SUPPLIED RECORDS -
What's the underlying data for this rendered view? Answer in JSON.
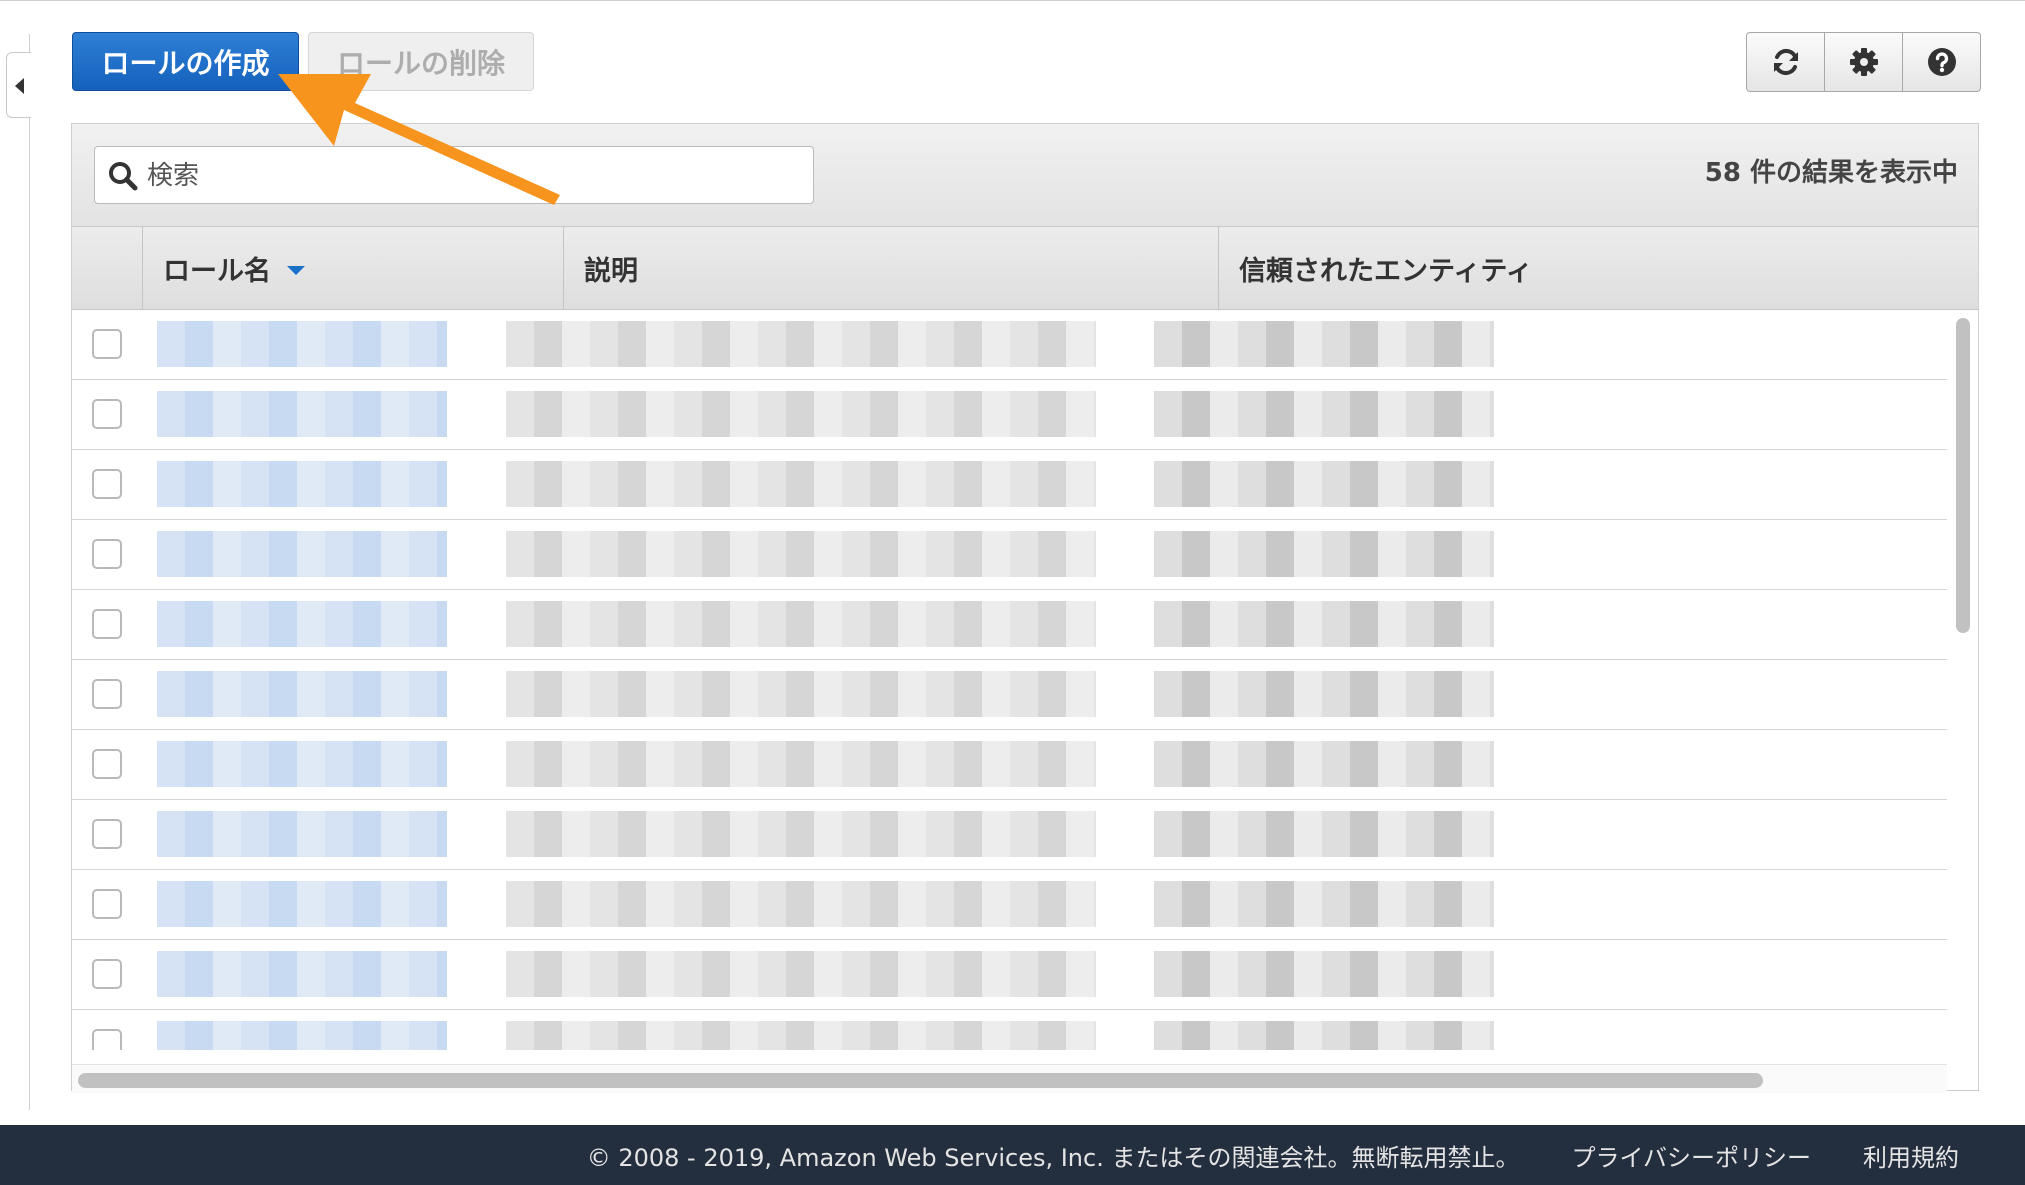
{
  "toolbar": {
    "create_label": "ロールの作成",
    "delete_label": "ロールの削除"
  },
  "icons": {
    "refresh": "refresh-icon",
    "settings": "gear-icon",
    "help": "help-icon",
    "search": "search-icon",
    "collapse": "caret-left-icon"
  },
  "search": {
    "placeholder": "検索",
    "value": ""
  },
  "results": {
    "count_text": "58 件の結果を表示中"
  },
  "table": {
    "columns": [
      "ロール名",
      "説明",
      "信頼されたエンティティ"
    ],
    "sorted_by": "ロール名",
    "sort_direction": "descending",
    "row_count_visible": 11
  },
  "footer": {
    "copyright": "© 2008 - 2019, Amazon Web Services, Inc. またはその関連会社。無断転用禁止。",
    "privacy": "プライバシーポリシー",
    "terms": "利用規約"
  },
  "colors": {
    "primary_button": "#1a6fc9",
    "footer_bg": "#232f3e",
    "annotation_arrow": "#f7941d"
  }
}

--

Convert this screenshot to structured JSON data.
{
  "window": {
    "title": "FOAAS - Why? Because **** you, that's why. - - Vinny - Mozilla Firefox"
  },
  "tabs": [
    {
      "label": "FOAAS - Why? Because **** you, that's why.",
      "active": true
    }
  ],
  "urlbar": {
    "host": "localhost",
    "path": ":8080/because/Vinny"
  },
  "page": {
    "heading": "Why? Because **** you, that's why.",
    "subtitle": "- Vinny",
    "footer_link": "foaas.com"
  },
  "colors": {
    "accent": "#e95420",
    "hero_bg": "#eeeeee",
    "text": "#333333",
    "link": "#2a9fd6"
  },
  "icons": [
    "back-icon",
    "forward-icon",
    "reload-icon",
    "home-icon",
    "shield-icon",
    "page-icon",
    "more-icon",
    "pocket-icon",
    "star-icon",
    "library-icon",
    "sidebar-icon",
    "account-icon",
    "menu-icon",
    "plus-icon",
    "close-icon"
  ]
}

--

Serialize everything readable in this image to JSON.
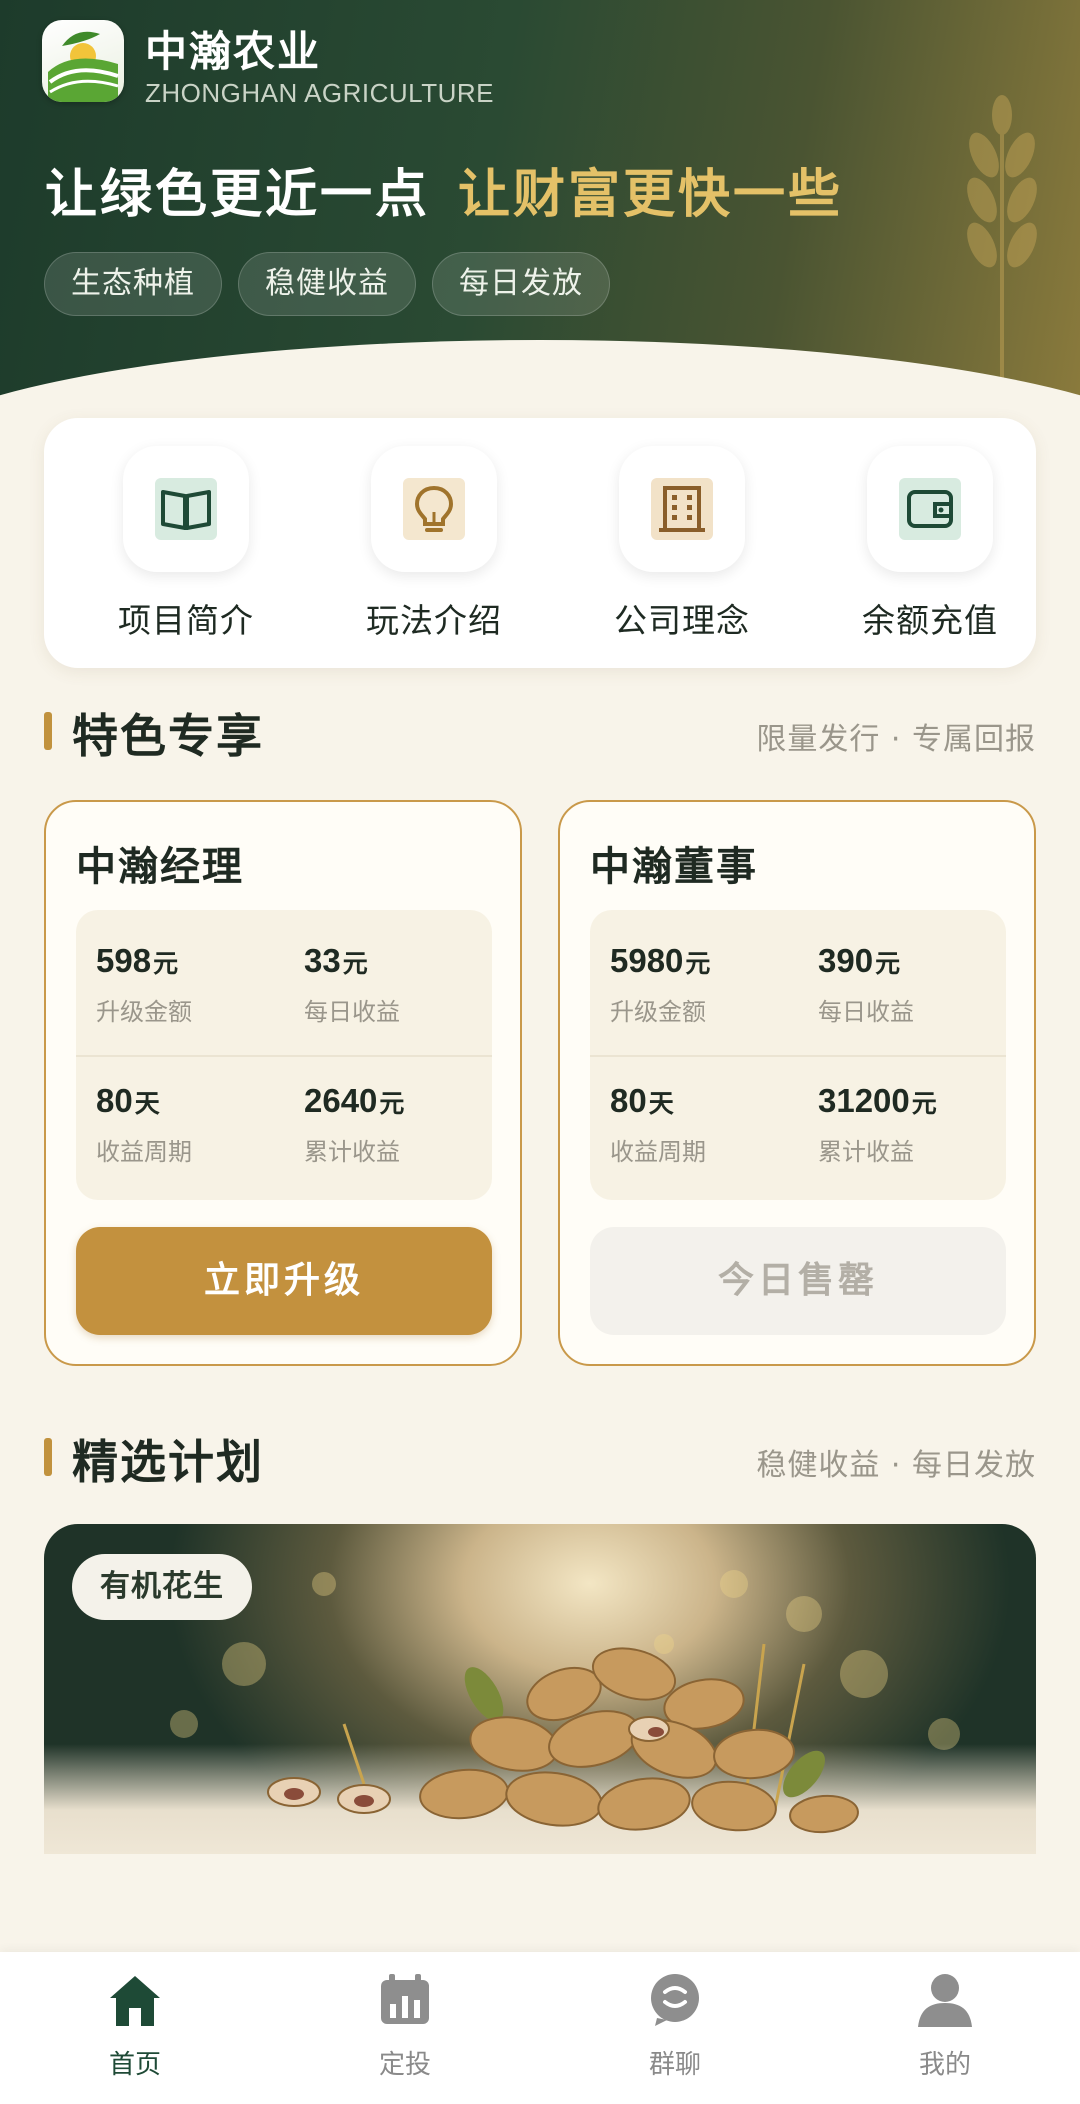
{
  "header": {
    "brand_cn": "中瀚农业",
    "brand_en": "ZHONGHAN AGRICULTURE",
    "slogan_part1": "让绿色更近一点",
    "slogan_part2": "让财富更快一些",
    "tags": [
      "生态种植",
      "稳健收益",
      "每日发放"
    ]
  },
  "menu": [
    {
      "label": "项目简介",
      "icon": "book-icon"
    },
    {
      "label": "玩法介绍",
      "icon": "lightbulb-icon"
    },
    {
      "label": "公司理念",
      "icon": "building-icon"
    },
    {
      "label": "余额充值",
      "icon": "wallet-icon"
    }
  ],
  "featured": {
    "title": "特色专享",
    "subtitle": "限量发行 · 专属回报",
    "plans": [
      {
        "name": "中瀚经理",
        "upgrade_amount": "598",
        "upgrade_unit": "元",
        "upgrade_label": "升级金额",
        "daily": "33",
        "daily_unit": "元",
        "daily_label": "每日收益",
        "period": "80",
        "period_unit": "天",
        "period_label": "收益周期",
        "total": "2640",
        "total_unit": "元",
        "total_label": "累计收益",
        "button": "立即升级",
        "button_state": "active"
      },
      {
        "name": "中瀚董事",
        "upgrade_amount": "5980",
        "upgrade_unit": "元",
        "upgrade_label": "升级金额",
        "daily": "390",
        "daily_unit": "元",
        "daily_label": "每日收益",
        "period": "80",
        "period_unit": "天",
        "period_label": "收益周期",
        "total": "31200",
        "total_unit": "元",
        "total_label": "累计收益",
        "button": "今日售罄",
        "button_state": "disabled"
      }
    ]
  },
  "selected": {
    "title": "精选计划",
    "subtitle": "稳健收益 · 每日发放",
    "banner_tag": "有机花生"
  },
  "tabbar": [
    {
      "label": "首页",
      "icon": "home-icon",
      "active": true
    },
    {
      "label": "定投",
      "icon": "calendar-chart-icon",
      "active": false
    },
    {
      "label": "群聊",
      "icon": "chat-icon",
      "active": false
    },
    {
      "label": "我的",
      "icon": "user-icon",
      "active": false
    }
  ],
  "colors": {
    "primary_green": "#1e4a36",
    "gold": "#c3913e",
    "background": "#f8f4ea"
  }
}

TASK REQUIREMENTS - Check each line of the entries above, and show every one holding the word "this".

ANSWER TO THE PROBLEM -
What's the underlying data for this rendered view? Answer in JSON.
Convert this screenshot to structured JSON data.
Serialize everything readable in this image to JSON.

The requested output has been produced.